* [Provided data]
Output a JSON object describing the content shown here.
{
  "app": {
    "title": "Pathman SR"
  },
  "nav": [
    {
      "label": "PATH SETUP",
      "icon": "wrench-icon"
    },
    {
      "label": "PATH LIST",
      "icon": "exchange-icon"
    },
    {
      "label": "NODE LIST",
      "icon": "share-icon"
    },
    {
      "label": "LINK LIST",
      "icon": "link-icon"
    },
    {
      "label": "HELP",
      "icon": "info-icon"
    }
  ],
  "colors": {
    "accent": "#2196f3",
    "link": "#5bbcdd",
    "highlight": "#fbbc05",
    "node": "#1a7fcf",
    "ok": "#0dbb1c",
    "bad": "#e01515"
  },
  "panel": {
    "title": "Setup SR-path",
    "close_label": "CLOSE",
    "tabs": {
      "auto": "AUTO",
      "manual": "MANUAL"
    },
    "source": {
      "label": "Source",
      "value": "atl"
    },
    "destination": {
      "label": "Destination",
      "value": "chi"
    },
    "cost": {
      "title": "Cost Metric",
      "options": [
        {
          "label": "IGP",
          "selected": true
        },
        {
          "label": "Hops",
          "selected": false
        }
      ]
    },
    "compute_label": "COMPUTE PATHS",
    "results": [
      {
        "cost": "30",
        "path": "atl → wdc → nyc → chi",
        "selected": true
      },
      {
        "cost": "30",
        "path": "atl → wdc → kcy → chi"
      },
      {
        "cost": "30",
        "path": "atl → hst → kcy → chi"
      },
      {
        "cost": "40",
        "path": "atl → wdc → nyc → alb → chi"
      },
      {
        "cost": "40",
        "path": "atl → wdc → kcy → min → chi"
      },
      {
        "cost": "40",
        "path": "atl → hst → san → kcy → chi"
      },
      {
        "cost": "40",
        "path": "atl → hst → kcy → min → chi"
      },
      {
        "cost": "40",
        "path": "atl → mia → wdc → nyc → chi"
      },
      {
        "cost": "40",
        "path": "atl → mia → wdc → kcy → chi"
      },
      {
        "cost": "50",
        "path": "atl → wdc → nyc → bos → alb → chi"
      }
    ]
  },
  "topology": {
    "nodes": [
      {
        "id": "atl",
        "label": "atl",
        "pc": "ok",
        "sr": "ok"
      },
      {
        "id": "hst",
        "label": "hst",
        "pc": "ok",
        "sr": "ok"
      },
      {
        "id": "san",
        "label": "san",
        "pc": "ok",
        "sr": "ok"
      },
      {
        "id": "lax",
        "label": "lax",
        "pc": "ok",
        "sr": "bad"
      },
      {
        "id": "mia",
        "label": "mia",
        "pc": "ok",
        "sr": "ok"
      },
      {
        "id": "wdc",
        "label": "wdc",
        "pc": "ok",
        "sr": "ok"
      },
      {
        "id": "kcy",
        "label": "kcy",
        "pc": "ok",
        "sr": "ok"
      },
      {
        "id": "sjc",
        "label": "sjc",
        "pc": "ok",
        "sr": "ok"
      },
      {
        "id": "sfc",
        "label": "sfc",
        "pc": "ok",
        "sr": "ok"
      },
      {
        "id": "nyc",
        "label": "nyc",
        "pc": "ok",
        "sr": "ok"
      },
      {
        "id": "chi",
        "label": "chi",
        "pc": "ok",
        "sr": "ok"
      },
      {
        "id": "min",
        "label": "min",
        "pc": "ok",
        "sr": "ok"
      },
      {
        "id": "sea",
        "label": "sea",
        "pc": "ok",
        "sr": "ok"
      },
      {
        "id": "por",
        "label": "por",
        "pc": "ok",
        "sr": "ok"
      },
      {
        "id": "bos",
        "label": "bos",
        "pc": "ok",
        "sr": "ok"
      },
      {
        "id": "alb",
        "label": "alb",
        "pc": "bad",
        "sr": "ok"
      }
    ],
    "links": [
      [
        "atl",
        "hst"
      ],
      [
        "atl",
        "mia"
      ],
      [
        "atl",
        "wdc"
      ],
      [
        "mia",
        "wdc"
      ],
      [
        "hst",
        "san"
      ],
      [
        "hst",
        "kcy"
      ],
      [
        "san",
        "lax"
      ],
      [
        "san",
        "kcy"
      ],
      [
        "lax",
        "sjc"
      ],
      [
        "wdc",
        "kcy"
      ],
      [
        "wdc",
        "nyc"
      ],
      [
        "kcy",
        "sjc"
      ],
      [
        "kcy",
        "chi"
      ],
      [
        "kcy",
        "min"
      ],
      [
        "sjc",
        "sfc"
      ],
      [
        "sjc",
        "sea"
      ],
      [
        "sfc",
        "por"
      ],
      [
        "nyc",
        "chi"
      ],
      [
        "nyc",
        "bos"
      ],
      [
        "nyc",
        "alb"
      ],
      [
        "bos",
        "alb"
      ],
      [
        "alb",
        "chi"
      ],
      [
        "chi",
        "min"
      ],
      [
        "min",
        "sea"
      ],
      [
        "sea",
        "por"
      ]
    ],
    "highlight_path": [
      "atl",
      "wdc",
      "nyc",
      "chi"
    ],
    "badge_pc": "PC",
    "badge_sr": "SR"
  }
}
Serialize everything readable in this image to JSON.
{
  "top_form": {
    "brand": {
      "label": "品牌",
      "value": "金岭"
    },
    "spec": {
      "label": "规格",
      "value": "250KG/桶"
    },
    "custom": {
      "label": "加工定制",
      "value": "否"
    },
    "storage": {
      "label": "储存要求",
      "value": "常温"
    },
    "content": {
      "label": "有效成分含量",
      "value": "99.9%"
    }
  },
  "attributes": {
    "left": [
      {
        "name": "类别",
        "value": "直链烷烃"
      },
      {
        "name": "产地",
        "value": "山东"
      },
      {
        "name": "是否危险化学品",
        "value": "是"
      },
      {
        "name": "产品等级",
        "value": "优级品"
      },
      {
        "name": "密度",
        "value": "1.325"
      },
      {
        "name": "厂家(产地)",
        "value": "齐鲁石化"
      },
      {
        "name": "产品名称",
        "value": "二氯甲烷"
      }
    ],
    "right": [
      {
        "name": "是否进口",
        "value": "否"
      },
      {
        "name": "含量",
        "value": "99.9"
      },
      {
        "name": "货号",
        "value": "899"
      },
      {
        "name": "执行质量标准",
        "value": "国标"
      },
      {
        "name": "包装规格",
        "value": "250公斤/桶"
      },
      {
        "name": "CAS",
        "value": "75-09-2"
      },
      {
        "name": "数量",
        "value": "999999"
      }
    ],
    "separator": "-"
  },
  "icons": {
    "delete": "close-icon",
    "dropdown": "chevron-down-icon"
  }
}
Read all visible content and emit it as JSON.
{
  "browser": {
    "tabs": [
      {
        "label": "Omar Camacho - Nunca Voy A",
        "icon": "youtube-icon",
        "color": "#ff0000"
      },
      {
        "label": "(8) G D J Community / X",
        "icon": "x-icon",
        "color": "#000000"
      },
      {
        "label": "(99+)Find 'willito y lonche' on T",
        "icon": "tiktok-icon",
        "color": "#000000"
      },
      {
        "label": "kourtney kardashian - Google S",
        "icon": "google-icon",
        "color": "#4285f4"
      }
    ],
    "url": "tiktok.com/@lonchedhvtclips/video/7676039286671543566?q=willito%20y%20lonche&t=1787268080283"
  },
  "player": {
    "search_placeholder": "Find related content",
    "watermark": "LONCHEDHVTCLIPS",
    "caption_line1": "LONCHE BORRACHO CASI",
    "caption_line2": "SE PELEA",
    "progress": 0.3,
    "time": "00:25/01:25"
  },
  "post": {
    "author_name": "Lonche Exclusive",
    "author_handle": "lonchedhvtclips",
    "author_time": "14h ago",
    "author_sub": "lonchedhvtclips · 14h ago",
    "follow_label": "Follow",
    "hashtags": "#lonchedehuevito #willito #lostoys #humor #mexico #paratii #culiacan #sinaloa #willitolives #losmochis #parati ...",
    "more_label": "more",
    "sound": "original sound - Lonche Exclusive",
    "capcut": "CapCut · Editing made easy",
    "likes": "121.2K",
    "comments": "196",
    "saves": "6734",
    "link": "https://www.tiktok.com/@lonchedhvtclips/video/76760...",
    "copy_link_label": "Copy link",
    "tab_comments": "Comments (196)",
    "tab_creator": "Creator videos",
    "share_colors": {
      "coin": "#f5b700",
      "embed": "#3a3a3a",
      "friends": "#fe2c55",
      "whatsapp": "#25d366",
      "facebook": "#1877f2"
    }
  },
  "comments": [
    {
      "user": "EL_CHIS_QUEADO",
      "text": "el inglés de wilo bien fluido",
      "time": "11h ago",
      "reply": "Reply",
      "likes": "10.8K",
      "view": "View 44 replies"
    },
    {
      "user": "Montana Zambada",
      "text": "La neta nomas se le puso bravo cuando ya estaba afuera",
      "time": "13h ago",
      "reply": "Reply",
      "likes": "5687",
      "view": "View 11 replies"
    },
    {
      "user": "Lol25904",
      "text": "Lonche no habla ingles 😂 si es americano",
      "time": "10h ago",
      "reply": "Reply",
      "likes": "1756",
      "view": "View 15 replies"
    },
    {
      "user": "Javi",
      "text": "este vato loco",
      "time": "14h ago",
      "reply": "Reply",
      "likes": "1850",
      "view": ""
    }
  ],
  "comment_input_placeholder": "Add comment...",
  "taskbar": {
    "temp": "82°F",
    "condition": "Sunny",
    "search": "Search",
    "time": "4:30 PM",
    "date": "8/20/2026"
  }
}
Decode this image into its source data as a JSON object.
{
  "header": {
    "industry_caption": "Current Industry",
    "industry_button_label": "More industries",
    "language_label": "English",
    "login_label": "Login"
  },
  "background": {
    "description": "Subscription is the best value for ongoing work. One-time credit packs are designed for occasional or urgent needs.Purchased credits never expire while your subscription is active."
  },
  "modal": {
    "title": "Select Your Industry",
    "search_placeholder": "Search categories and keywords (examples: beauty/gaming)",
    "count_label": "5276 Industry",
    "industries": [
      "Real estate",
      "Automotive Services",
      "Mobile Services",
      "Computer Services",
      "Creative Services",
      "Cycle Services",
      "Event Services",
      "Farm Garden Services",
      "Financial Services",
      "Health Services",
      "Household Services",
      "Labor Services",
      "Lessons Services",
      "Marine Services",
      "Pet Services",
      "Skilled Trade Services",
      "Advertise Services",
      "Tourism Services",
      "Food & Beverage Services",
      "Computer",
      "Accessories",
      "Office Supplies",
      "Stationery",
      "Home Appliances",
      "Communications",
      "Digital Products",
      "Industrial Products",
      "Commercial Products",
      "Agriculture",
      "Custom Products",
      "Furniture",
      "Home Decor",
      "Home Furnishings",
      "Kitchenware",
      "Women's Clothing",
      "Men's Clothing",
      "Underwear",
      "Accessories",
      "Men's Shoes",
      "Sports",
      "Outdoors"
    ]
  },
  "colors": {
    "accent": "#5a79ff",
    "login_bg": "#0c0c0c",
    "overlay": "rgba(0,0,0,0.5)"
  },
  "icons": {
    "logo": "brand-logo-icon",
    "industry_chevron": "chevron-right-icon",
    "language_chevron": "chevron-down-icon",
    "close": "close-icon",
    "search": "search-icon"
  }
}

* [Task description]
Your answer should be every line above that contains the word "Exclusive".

* [Exercise response]
    "author_name": "Lonche Exclusive",
    "sound": "original sound - Lonche Exclusive",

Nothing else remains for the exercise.